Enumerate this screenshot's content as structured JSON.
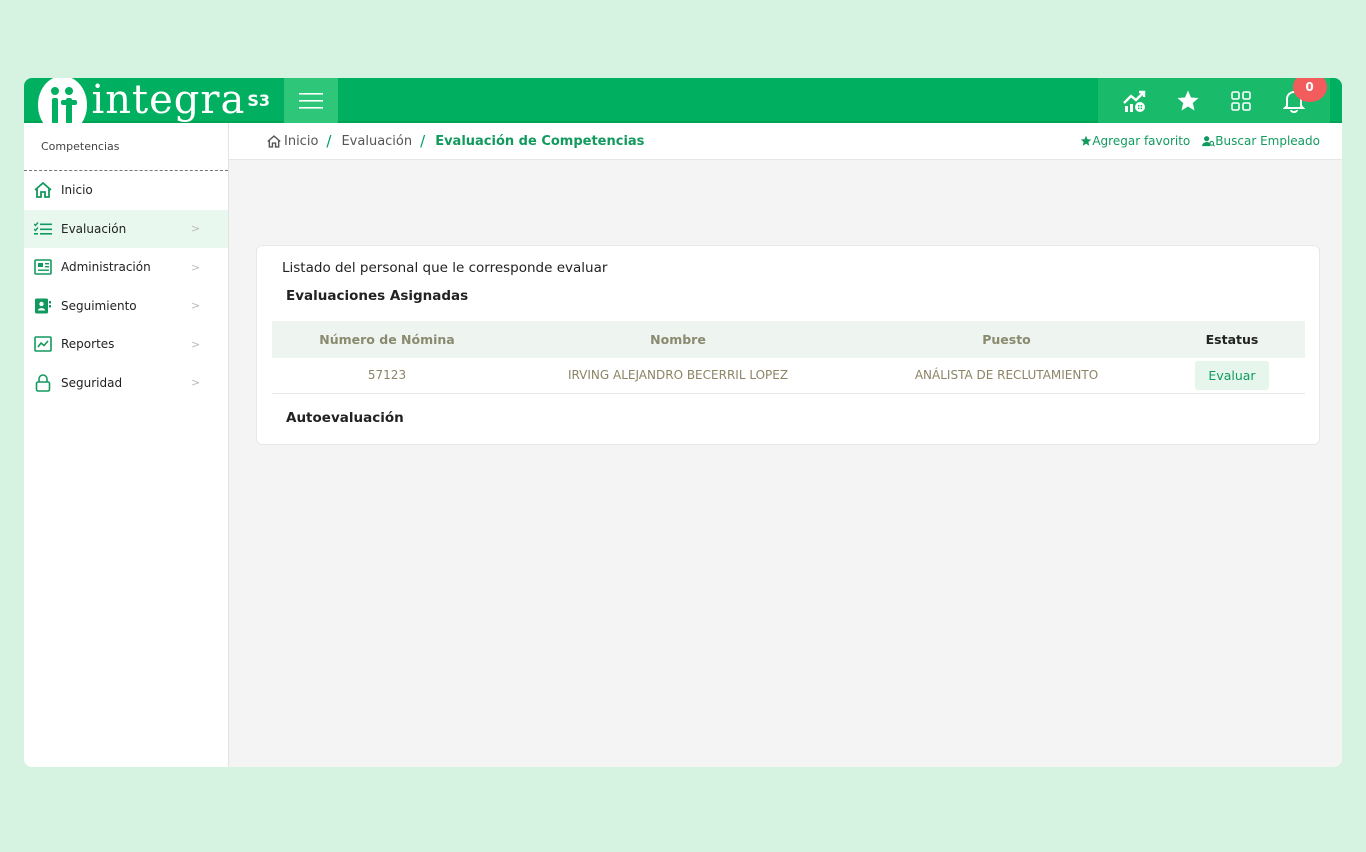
{
  "header": {
    "logo_text": "integra",
    "logo_suffix": "S3",
    "notification_count": "0",
    "icons": [
      "trend-grid-icon",
      "star-icon",
      "apps-grid-icon",
      "bell-icon"
    ]
  },
  "sidebar": {
    "title": "Competencias",
    "items": [
      {
        "label": "Inicio",
        "icon": "home-icon"
      },
      {
        "label": "Evaluación",
        "icon": "checklist-icon",
        "active": true
      },
      {
        "label": "Administración",
        "icon": "newspaper-icon"
      },
      {
        "label": "Seguimiento",
        "icon": "contact-card-icon"
      },
      {
        "label": "Reportes",
        "icon": "chart-line-icon"
      },
      {
        "label": "Seguridad",
        "icon": "lock-icon"
      }
    ]
  },
  "breadcrumb": {
    "home": "Inicio",
    "level1": "Evaluación",
    "current": "Evaluación de Competencias",
    "sep": "/",
    "add_favorite": "Agregar favorito",
    "search_employee": "Buscar Empleado"
  },
  "main": {
    "card_title": "Listado del personal que le corresponde evaluar",
    "assigned_title": "Evaluaciones Asignadas",
    "self_title": "Autoevaluación",
    "table": {
      "headers": [
        "Número de Nómina",
        "Nombre",
        "Puesto",
        "Estatus"
      ],
      "rows": [
        {
          "nomina": "57123",
          "nombre": "IRVING ALEJANDRO BECERRIL LOPEZ",
          "puesto": "ANÁLISTA DE RECLUTAMIENTO",
          "action": "Evaluar"
        }
      ]
    }
  },
  "colors": {
    "brand_green": "#00b060",
    "accent_text": "#129a5e",
    "badge_red": "#f25c5c",
    "background": "#d6f2e1"
  }
}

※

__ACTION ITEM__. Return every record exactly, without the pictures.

__WRITTEN RESPONSE__.
Enumerate this screenshot's content as structured JSON.
{
  "header": {
    "logo_text": "integra",
    "logo_suffix": "S3",
    "notification_count": "0",
    "icons": [
      "trend-grid-icon",
      "star-icon",
      "apps-grid-icon",
      "bell-icon"
    ]
  },
  "sidebar": {
    "title": "Competencias",
    "items": [
      {
        "label": "Inicio",
        "icon": "home-icon"
      },
      {
        "label": "Evaluación",
        "icon": "checklist-icon",
        "active": true
      },
      {
        "label": "Administración",
        "icon": "newspaper-icon"
      },
      {
        "label": "Seguimiento",
        "icon": "contact-card-icon"
      },
      {
        "label": "Reportes",
        "icon": "chart-line-icon"
      },
      {
        "label": "Seguridad",
        "icon": "lock-icon"
      }
    ]
  },
  "breadcrumb": {
    "home": "Inicio",
    "level1": "Evaluación",
    "current": "Evaluación de Competencias",
    "sep": "/",
    "add_favorite": "Agregar favorito",
    "search_employee": "Buscar Empleado"
  },
  "main": {
    "card_title": "Listado del personal que le corresponde evaluar",
    "assigned_title": "Evaluaciones Asignadas",
    "self_title": "Autoevaluación",
    "table": {
      "headers": [
        "Número de Nómina",
        "Nombre",
        "Puesto",
        "Estatus"
      ],
      "rows": [
        {
          "nomina": "57123",
          "nombre": "IRVING ALEJANDRO BECERRIL LOPEZ",
          "puesto": "ANÁLISTA DE RECLUTAMIENTO",
          "action": "Evaluar"
        }
      ]
    }
  },
  "colors": {
    "brand_green": "#00b060",
    "accent_text": "#129a5e",
    "badge_red": "#f25c5c",
    "background": "#d6f2e1"
  }
}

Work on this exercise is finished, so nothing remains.